If a record below holds a picture, leave the picture out and copy the rest exactly.
■ ■ ■ ■ ■ ■ ■
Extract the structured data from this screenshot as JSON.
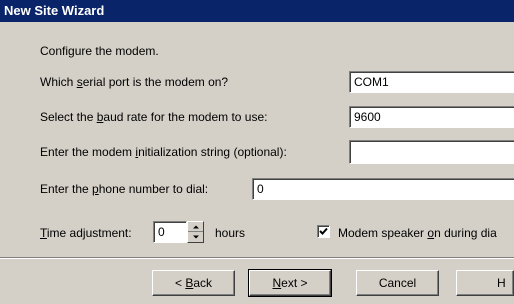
{
  "window": {
    "title": "New Site Wizard"
  },
  "heading": "Configure the modem.",
  "serial_port": {
    "label_pre": "Which ",
    "label_access": "s",
    "label_post": "erial port is the modem on?",
    "value": "COM1"
  },
  "baud_rate": {
    "label_pre": "Select the ",
    "label_access": "b",
    "label_post": "aud rate for the modem to use:",
    "value": "9600"
  },
  "init_string": {
    "label_pre": "Enter the modem ",
    "label_access": "i",
    "label_post": "nitialization string (optional):",
    "value": ""
  },
  "phone_number": {
    "label_pre": "Enter the ",
    "label_access": "p",
    "label_post": "hone number to dial:",
    "value": "0"
  },
  "time_adjust": {
    "label_access": "T",
    "label_post": "ime adjustment:",
    "value": "0",
    "units": "hours"
  },
  "speaker": {
    "checked": true,
    "label_pre": "Modem speaker ",
    "label_access": "o",
    "label_post": "n during dia"
  },
  "buttons": {
    "back_pre": "< ",
    "back_access": "B",
    "back_post": "ack",
    "next_access": "N",
    "next_post": "ext >",
    "cancel": "Cancel",
    "help": "H"
  }
}
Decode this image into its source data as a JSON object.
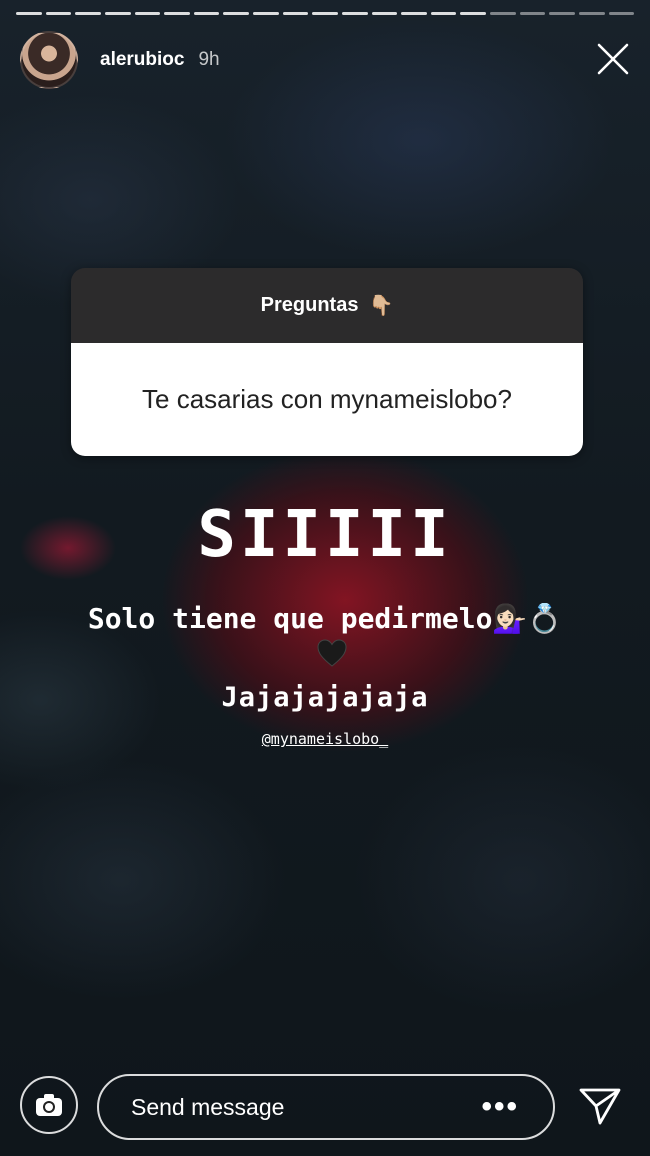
{
  "story": {
    "username": "alerubioc",
    "time_ago": "9h",
    "progress": {
      "segments": 21,
      "viewed": 16
    }
  },
  "question_sticker": {
    "header": "Preguntas",
    "header_emoji": "👇🏼",
    "question": "Te casarias con mynameislobo?"
  },
  "story_text": {
    "headline": "SIIIII",
    "line2": "Solo tiene que pedirmelo💁🏻‍♀️💍",
    "line3": "Jajajajajaja",
    "mention": "@mynameislobo_"
  },
  "reply_bar": {
    "placeholder": "Send message",
    "more_label": "•••"
  },
  "icons": [
    "close-icon",
    "camera-icon",
    "more-options-icon",
    "send-icon",
    "black-heart-icon"
  ],
  "colors": {
    "card_header": "#2c2b2c",
    "card_body": "#ffffff",
    "text": "#ffffff"
  }
}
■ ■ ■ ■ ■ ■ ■
--- Written response ---
Extract the structured data from this screenshot as JSON.
{
  "window": {
    "title": "New Site Wizard"
  },
  "heading": "Configure the modem.",
  "serial_port": {
    "label_pre": "Which ",
    "label_access": "s",
    "label_post": "erial port is the modem on?",
    "value": "COM1"
  },
  "baud_rate": {
    "label_pre": "Select the ",
    "label_access": "b",
    "label_post": "aud rate for the modem to use:",
    "value": "9600"
  },
  "init_string": {
    "label_pre": "Enter the modem ",
    "label_access": "i",
    "label_post": "nitialization string (optional):",
    "value": ""
  },
  "phone_number": {
    "label_pre": "Enter the ",
    "label_access": "p",
    "label_post": "hone number to dial:",
    "value": "0"
  },
  "time_adjust": {
    "label_access": "T",
    "label_post": "ime adjustment:",
    "value": "0",
    "units": "hours"
  },
  "speaker": {
    "checked": true,
    "label_pre": "Modem speaker ",
    "label_access": "o",
    "label_post": "n during dia"
  },
  "buttons": {
    "back_pre": "< ",
    "back_access": "B",
    "back_post": "ack",
    "next_access": "N",
    "next_post": "ext >",
    "cancel": "Cancel",
    "help": "H"
  }
}
Decode this image into its source data as a JSON object.
{
  "story": {
    "username": "alerubioc",
    "time_ago": "9h",
    "progress": {
      "segments": 21,
      "viewed": 16
    }
  },
  "question_sticker": {
    "header": "Preguntas",
    "header_emoji": "👇🏼",
    "question": "Te casarias con mynameislobo?"
  },
  "story_text": {
    "headline": "SIIIII",
    "line2": "Solo tiene que pedirmelo💁🏻‍♀️💍",
    "line3": "Jajajajajaja",
    "mention": "@mynameislobo_"
  },
  "reply_bar": {
    "placeholder": "Send message",
    "more_label": "•••"
  },
  "icons": [
    "close-icon",
    "camera-icon",
    "more-options-icon",
    "send-icon",
    "black-heart-icon"
  ],
  "colors": {
    "card_header": "#2c2b2c",
    "card_body": "#ffffff",
    "text": "#ffffff"
  }
}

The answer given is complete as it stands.